▶ Records to use:
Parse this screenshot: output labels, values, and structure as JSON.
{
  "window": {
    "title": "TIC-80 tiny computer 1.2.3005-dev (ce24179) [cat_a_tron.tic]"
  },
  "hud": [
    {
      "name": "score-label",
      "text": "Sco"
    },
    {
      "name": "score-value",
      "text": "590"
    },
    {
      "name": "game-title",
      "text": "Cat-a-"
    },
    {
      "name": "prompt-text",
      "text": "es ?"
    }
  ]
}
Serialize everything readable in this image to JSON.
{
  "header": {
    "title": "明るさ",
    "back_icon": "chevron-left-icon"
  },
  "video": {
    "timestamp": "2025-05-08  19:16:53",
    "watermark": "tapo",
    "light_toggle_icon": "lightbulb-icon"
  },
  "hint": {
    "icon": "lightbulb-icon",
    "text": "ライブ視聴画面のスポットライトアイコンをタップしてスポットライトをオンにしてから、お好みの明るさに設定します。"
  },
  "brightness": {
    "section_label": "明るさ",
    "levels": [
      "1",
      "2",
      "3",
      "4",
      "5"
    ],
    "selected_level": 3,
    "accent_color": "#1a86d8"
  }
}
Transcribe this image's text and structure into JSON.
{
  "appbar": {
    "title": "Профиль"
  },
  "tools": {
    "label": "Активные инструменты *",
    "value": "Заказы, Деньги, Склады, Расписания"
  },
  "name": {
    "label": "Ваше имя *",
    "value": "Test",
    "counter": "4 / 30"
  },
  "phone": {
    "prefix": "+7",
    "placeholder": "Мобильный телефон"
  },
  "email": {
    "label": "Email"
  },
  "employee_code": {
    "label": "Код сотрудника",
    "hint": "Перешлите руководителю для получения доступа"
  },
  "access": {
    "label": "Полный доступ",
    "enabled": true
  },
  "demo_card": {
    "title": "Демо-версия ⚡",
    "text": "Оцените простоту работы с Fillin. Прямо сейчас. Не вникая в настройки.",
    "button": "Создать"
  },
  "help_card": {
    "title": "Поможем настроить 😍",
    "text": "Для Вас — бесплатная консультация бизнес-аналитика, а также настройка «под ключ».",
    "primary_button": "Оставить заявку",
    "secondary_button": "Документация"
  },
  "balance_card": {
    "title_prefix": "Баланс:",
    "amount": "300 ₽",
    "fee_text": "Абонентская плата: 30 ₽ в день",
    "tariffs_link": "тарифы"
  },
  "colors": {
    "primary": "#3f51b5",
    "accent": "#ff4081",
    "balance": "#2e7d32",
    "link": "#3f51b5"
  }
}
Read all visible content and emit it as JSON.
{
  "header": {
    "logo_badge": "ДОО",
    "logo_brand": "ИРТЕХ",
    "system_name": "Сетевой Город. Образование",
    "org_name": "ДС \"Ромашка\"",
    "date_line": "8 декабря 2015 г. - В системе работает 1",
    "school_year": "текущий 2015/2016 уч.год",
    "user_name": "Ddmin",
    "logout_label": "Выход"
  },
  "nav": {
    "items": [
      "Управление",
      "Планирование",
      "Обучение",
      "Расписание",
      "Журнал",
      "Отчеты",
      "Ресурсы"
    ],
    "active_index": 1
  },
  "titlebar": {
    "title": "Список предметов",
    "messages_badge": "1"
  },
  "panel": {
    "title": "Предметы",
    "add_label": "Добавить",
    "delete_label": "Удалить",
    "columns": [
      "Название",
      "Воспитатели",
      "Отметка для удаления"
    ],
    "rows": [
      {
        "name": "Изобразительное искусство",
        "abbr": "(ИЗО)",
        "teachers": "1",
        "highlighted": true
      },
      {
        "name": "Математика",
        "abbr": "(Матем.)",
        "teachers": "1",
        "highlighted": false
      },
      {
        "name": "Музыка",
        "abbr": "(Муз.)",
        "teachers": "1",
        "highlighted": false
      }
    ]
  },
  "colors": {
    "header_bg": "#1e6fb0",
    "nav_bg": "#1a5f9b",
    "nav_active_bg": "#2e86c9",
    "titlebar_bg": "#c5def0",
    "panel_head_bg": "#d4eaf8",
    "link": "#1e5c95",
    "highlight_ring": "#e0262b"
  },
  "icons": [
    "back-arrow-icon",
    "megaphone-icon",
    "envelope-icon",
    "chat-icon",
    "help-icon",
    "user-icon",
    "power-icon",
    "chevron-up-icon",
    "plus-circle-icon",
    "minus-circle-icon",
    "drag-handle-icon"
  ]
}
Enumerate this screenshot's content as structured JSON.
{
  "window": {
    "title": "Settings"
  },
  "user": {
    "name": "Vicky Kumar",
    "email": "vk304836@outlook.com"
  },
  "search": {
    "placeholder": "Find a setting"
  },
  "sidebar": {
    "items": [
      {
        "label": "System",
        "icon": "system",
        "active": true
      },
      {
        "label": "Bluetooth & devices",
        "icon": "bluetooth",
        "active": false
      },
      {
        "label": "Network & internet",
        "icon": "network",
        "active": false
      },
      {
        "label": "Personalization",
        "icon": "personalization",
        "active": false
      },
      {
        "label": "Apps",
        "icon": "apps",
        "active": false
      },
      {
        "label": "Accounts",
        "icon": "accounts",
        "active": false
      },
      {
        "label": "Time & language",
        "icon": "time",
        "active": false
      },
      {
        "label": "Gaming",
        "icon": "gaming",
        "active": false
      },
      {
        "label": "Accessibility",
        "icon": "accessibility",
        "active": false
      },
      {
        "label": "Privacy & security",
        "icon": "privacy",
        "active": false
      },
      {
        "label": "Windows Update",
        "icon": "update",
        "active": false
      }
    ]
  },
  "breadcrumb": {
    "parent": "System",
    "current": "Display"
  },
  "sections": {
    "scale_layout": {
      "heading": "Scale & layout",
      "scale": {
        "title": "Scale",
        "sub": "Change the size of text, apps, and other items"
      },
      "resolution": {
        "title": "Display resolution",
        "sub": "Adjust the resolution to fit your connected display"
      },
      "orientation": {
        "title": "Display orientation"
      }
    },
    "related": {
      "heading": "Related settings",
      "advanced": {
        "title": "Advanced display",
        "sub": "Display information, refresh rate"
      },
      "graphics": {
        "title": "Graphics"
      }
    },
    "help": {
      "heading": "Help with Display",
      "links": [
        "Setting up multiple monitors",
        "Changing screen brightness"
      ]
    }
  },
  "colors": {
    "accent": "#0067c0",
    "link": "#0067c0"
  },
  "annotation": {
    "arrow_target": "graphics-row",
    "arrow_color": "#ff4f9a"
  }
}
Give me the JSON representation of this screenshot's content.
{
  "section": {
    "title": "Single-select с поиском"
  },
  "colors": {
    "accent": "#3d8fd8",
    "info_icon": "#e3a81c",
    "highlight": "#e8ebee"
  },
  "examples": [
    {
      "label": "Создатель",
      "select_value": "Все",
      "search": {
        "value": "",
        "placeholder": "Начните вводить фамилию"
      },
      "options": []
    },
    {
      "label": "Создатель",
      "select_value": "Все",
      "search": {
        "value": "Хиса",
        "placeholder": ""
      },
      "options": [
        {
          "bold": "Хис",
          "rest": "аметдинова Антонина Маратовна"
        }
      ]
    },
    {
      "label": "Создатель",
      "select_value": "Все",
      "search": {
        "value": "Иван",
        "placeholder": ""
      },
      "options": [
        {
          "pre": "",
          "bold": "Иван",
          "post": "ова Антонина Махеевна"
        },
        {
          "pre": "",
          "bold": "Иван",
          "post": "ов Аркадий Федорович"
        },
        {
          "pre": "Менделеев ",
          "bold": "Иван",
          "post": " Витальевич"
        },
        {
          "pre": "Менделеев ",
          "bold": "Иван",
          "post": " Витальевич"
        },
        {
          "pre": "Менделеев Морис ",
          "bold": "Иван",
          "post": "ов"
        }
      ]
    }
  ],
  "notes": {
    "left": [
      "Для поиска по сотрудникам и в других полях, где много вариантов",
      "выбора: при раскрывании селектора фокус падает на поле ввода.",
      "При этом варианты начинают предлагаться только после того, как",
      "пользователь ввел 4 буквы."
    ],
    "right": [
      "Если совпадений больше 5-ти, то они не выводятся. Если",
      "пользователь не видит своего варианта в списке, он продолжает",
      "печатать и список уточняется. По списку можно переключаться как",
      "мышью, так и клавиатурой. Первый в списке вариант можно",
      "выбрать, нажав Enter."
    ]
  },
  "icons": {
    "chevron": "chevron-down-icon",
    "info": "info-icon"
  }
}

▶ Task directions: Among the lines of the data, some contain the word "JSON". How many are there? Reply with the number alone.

▶ Task response: 6